__Action item__. All entries need to be written out again exactly, without their pictures.

__Input__.
++++++++++
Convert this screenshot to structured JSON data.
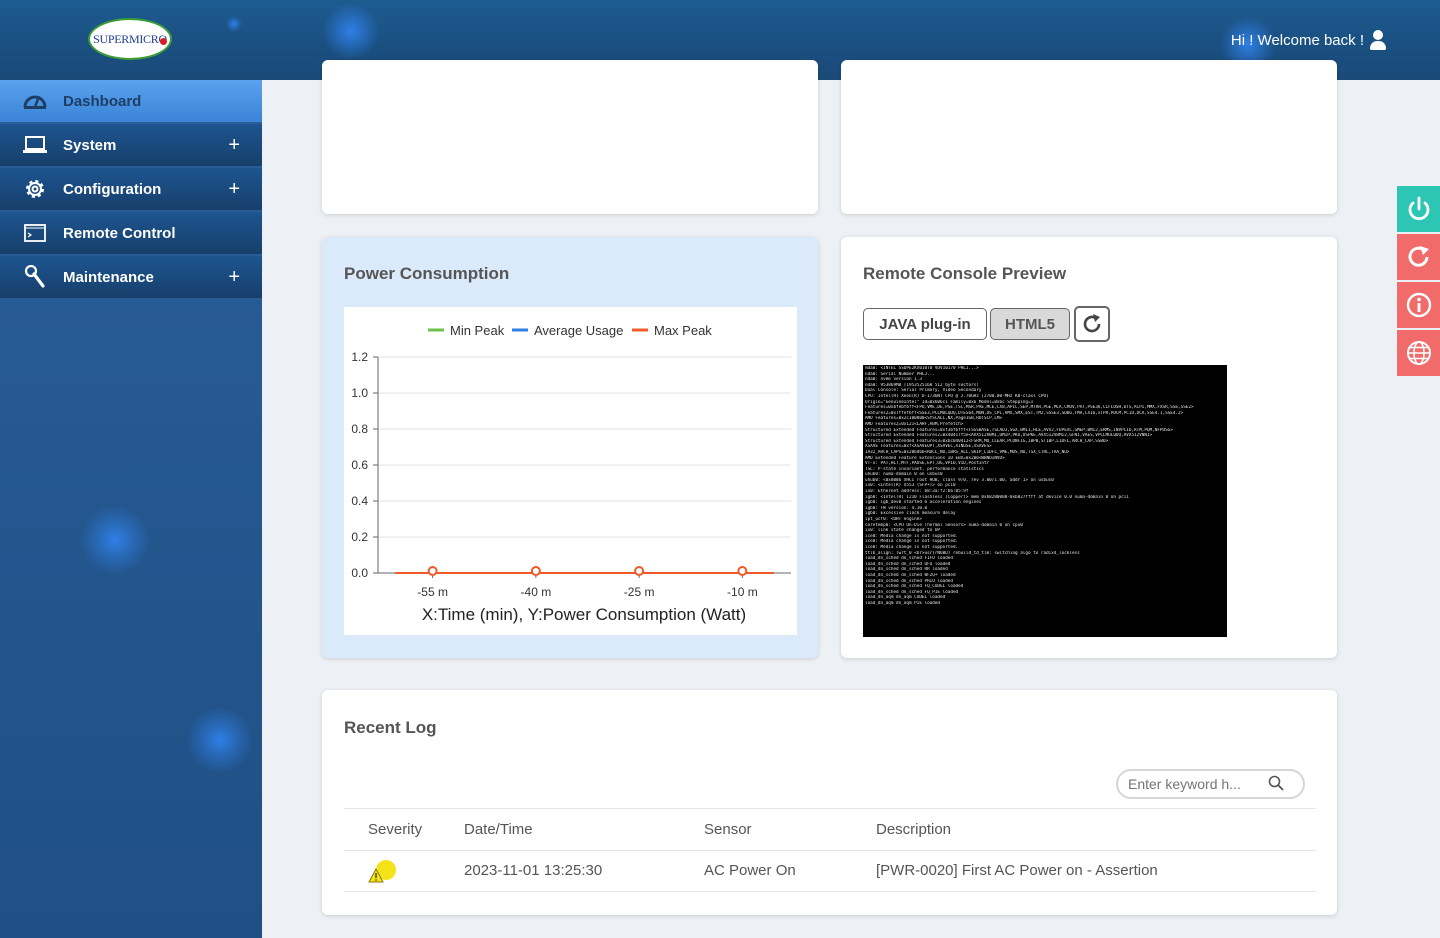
{
  "header": {
    "logo_text": "SUPERMICRO",
    "welcome": "Hi ! Welcome back !"
  },
  "sidebar": {
    "items": [
      {
        "label": "Dashboard",
        "icon": "dashboard-gauge-icon",
        "expandable": false,
        "active": true
      },
      {
        "label": "System",
        "icon": "laptop-icon",
        "expandable": true,
        "active": false
      },
      {
        "label": "Configuration",
        "icon": "gear-icon",
        "expandable": true,
        "active": false
      },
      {
        "label": "Remote Control",
        "icon": "terminal-window-icon",
        "expandable": false,
        "active": false
      },
      {
        "label": "Maintenance",
        "icon": "wrench-icon",
        "expandable": true,
        "active": false
      }
    ],
    "expand_symbol": "+"
  },
  "power": {
    "title": "Power Consumption"
  },
  "chart_data": {
    "type": "line",
    "title": "",
    "xlabel": "X:Time (min), Y:Power Consumption (Watt)",
    "ylabel": "",
    "legend": [
      {
        "name": "Min Peak",
        "color": "#6cc24a"
      },
      {
        "name": "Average Usage",
        "color": "#2f7fe6"
      },
      {
        "name": "Max Peak",
        "color": "#f05a28"
      }
    ],
    "legend_position": "top",
    "categories": [
      "-55 m",
      "-40 m",
      "-25 m",
      "-10 m"
    ],
    "yticks": [
      "0.0",
      "0.2",
      "0.4",
      "0.6",
      "0.8",
      "1.0",
      "1.2"
    ],
    "ylim": [
      0,
      1.2
    ],
    "grid": true,
    "series": [
      {
        "name": "Min Peak",
        "values": [
          0,
          0,
          0,
          0,
          0,
          0,
          0,
          0,
          0,
          0,
          0,
          0
        ]
      },
      {
        "name": "Average Usage",
        "values": [
          0,
          0,
          0,
          0,
          0,
          0,
          0,
          0,
          0,
          0,
          0,
          0
        ]
      },
      {
        "name": "Max Peak",
        "values": [
          0,
          0,
          0,
          0,
          0,
          0,
          0,
          0,
          0,
          0,
          0,
          0
        ]
      }
    ]
  },
  "console": {
    "title": "Remote Console Preview",
    "java_label": "JAVA plug-in",
    "html5_label": "HTML5",
    "selected": "HTML5",
    "screen_lines": [
      "mda0: <INTEL SSDPE2KX010T8 VDV10170 PHLJ...>",
      "nda0: Serial Number PHLJ...",
      "nda0: nvme version 1.3",
      "nda0: 953869MB (1953525168 512 byte sectors)",
      "Dual Console: Serial Primary, Video Secondary",
      "CPU: Intel(R) Xeon(R) D-1736NT CPU @ 2.70GHz (2700.00-MHz K8-class CPU)",
      "  Origin=\"GenuineIntel\"  Id=0x606c1  Family=0x6  Model=0x6c  Stepping=1",
      "  Features=0xbfebfbff<FPU,VME,DE,PSE,TSC,MSR,PAE,MCE,CX8,APIC,SEP,MTRR,PGE,MCA,CMOV,PAT,PSE36,CLFLUSH,DTS,ACPI,MMX,FXSR,SSE,SSE2>",
      "  Features2=0x7ffefbff<SSE3,PCLMULQDQ,DTES64,MON,DS_CPL,VMX,SMX,EST,TM2,SSSE3,SDBG,FMA,CX16,xTPR,PDCM,PCID,DCA,SSE4.1,SSE4.2>",
      "  AMD Features=0x2c100800<SYSCALL,NX,Page1GB,RDTSCP,LM>",
      "  AMD Features2=0x121<LAHF,ABM,Prefetch>",
      "  Structured Extended Features=0xf3bfbfff<FSGSBASE,TSCADJ,SGX,BMI1,HLE,AVX2,FDPEXC,SMEP,BMI2,ERMS,INVPCID,RTM,PQM,NFPUSG>",
      "  Structured Extended Features2=0x40417f5e<AVX512VBMI,UMIP,PKU,OSPKE,AVX512VBMI2,GFNI,VAES,VPCLMULQDQ,AVX512VNNI>",
      "  Structured Extended Features3=0xbc040412<FSRM,MD_CLEAR,PCONFIG,IBPB,STIBP,L1DFL,ARCH_CAP,SSBD>",
      "  XSAVE Features=0xf<XSAVEOPT,XSAVEC,XINUSE,XSAVES>",
      "  IA32_ARCH_CAPS=0x20bd6b<RDCL_NO,IBRS_ALL,SKIP_L1DFL_VME,MDS_NO,TSX_CTRL,TAA_NO>",
      "  AMD Extended Feature Extensions ID EBX=0x200<WBNOINVD>",
      "  VT-x: PAT,HLT,MTF,PAUSE,EPT,UG,VPID,VID,PostIntr",
      "  TSC: P-state invariant, performance statistics",
      "uhub0: numa-domain 0 on usbus0",
      "uhub0: <0x8086 XHCI root HUB, class 9/0, rev 3.00/1.00, addr 1> on usbus0",
      "ix0: <Intel(R) X553 (SFP+)> on pci0",
      "ix0: Ethernet address: b8:3a:f2:b6:05:9f",
      "igb0: <Intel(R) I210 Flashless (Copper)> mem 0xb8200000-0xb827ffff at device 0.0 numa-domain 0 on pci1",
      "igb0: igb_dev0 started 6 acceleration engines",
      "igb0: FW version: 4.10.0",
      "igb0: Excessive clock measure delay",
      "ipt_ucf0: <UHT engine>",
      "coretemp0: <CPU On-Die Thermal Sensors> numa-domain 0 on cpu0",
      "ix0: link state changed to UP",
      "ice0: Media change is not supported.",
      "ice0: Media change is not supported.",
      "ice0: Media change is not supported.",
      "ttlb_align: lwrt_0 <br>usr(rNOBD) rebuild_td_tlm: switching algo to radix4_lockless",
      "load_dn_sched dn_sched FIFO loaded",
      "load_dn_sched dn_sched QFQ loaded",
      "load_dn_sched dn_sched RR loaded",
      "load_dn_sched dn_sched WF2Q+ loaded",
      "load_dn_sched dn_sched PRIO loaded",
      "load_dn_sched dn_sched FQ_CODEL loaded",
      "load_dn_sched dn_sched FQ_PIE loaded",
      "load_dn_aqm dn_aqm CODEL loaded",
      "load_dn_aqm dn_aqm PIE loaded"
    ]
  },
  "side_tools": [
    {
      "name": "power-button",
      "icon": "power-icon",
      "color": "#2dc6b4"
    },
    {
      "name": "reset-button",
      "icon": "refresh-icon",
      "color": "#f26b6b"
    },
    {
      "name": "info-button",
      "icon": "info-icon",
      "color": "#f26b6b"
    },
    {
      "name": "language-button",
      "icon": "globe-icon",
      "color": "#f26b6b"
    }
  ],
  "log": {
    "title": "Recent Log",
    "search_placeholder": "Enter keyword h...",
    "columns": [
      "Severity",
      "Date/Time",
      "Sensor",
      "Description"
    ],
    "rows": [
      {
        "severity_icon": "warning-icon",
        "datetime": "2023-11-01 13:25:30",
        "sensor": "AC Power On",
        "description": "[PWR-0020] First AC Power on - Assertion"
      }
    ]
  }
}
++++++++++
__Solution for this problem__.
Convert this screenshot to structured JSON data.
{
  "header": {
    "logo_text": "SUPERMICRO",
    "welcome": "Hi ! Welcome back !"
  },
  "sidebar": {
    "items": [
      {
        "label": "Dashboard",
        "icon": "dashboard-gauge-icon",
        "expandable": false,
        "active": true
      },
      {
        "label": "System",
        "icon": "laptop-icon",
        "expandable": true,
        "active": false
      },
      {
        "label": "Configuration",
        "icon": "gear-icon",
        "expandable": true,
        "active": false
      },
      {
        "label": "Remote Control",
        "icon": "terminal-window-icon",
        "expandable": false,
        "active": false
      },
      {
        "label": "Maintenance",
        "icon": "wrench-icon",
        "expandable": true,
        "active": false
      }
    ],
    "expand_symbol": "+"
  },
  "power": {
    "title": "Power Consumption"
  },
  "chart_data": {
    "type": "line",
    "title": "",
    "xlabel": "X:Time (min), Y:Power Consumption (Watt)",
    "ylabel": "",
    "legend": [
      {
        "name": "Min Peak",
        "color": "#6cc24a"
      },
      {
        "name": "Average Usage",
        "color": "#2f7fe6"
      },
      {
        "name": "Max Peak",
        "color": "#f05a28"
      }
    ],
    "legend_position": "top",
    "categories": [
      "-55 m",
      "-40 m",
      "-25 m",
      "-10 m"
    ],
    "yticks": [
      "0.0",
      "0.2",
      "0.4",
      "0.6",
      "0.8",
      "1.0",
      "1.2"
    ],
    "ylim": [
      0,
      1.2
    ],
    "grid": true,
    "series": [
      {
        "name": "Min Peak",
        "values": [
          0,
          0,
          0,
          0,
          0,
          0,
          0,
          0,
          0,
          0,
          0,
          0
        ]
      },
      {
        "name": "Average Usage",
        "values": [
          0,
          0,
          0,
          0,
          0,
          0,
          0,
          0,
          0,
          0,
          0,
          0
        ]
      },
      {
        "name": "Max Peak",
        "values": [
          0,
          0,
          0,
          0,
          0,
          0,
          0,
          0,
          0,
          0,
          0,
          0
        ]
      }
    ]
  },
  "console": {
    "title": "Remote Console Preview",
    "java_label": "JAVA plug-in",
    "html5_label": "HTML5",
    "selected": "HTML5",
    "screen_lines": [
      "mda0: <INTEL SSDPE2KX010T8 VDV10170 PHLJ...>",
      "nda0: Serial Number PHLJ...",
      "nda0: nvme version 1.3",
      "nda0: 953869MB (1953525168 512 byte sectors)",
      "Dual Console: Serial Primary, Video Secondary",
      "CPU: Intel(R) Xeon(R) D-1736NT CPU @ 2.70GHz (2700.00-MHz K8-class CPU)",
      "  Origin=\"GenuineIntel\"  Id=0x606c1  Family=0x6  Model=0x6c  Stepping=1",
      "  Features=0xbfebfbff<FPU,VME,DE,PSE,TSC,MSR,PAE,MCE,CX8,APIC,SEP,MTRR,PGE,MCA,CMOV,PAT,PSE36,CLFLUSH,DTS,ACPI,MMX,FXSR,SSE,SSE2>",
      "  Features2=0x7ffefbff<SSE3,PCLMULQDQ,DTES64,MON,DS_CPL,VMX,SMX,EST,TM2,SSSE3,SDBG,FMA,CX16,xTPR,PDCM,PCID,DCA,SSE4.1,SSE4.2>",
      "  AMD Features=0x2c100800<SYSCALL,NX,Page1GB,RDTSCP,LM>",
      "  AMD Features2=0x121<LAHF,ABM,Prefetch>",
      "  Structured Extended Features=0xf3bfbfff<FSGSBASE,TSCADJ,SGX,BMI1,HLE,AVX2,FDPEXC,SMEP,BMI2,ERMS,INVPCID,RTM,PQM,NFPUSG>",
      "  Structured Extended Features2=0x40417f5e<AVX512VBMI,UMIP,PKU,OSPKE,AVX512VBMI2,GFNI,VAES,VPCLMULQDQ,AVX512VNNI>",
      "  Structured Extended Features3=0xbc040412<FSRM,MD_CLEAR,PCONFIG,IBPB,STIBP,L1DFL,ARCH_CAP,SSBD>",
      "  XSAVE Features=0xf<XSAVEOPT,XSAVEC,XINUSE,XSAVES>",
      "  IA32_ARCH_CAPS=0x20bd6b<RDCL_NO,IBRS_ALL,SKIP_L1DFL_VME,MDS_NO,TSX_CTRL,TAA_NO>",
      "  AMD Extended Feature Extensions ID EBX=0x200<WBNOINVD>",
      "  VT-x: PAT,HLT,MTF,PAUSE,EPT,UG,VPID,VID,PostIntr",
      "  TSC: P-state invariant, performance statistics",
      "uhub0: numa-domain 0 on usbus0",
      "uhub0: <0x8086 XHCI root HUB, class 9/0, rev 3.00/1.00, addr 1> on usbus0",
      "ix0: <Intel(R) X553 (SFP+)> on pci0",
      "ix0: Ethernet address: b8:3a:f2:b6:05:9f",
      "igb0: <Intel(R) I210 Flashless (Copper)> mem 0xb8200000-0xb827ffff at device 0.0 numa-domain 0 on pci1",
      "igb0: igb_dev0 started 6 acceleration engines",
      "igb0: FW version: 4.10.0",
      "igb0: Excessive clock measure delay",
      "ipt_ucf0: <UHT engine>",
      "coretemp0: <CPU On-Die Thermal Sensors> numa-domain 0 on cpu0",
      "ix0: link state changed to UP",
      "ice0: Media change is not supported.",
      "ice0: Media change is not supported.",
      "ice0: Media change is not supported.",
      "ttlb_align: lwrt_0 <br>usr(rNOBD) rebuild_td_tlm: switching algo to radix4_lockless",
      "load_dn_sched dn_sched FIFO loaded",
      "load_dn_sched dn_sched QFQ loaded",
      "load_dn_sched dn_sched RR loaded",
      "load_dn_sched dn_sched WF2Q+ loaded",
      "load_dn_sched dn_sched PRIO loaded",
      "load_dn_sched dn_sched FQ_CODEL loaded",
      "load_dn_sched dn_sched FQ_PIE loaded",
      "load_dn_aqm dn_aqm CODEL loaded",
      "load_dn_aqm dn_aqm PIE loaded"
    ]
  },
  "side_tools": [
    {
      "name": "power-button",
      "icon": "power-icon",
      "color": "#2dc6b4"
    },
    {
      "name": "reset-button",
      "icon": "refresh-icon",
      "color": "#f26b6b"
    },
    {
      "name": "info-button",
      "icon": "info-icon",
      "color": "#f26b6b"
    },
    {
      "name": "language-button",
      "icon": "globe-icon",
      "color": "#f26b6b"
    }
  ],
  "log": {
    "title": "Recent Log",
    "search_placeholder": "Enter keyword h...",
    "columns": [
      "Severity",
      "Date/Time",
      "Sensor",
      "Description"
    ],
    "rows": [
      {
        "severity_icon": "warning-icon",
        "datetime": "2023-11-01 13:25:30",
        "sensor": "AC Power On",
        "description": "[PWR-0020] First AC Power on - Assertion"
      }
    ]
  }
}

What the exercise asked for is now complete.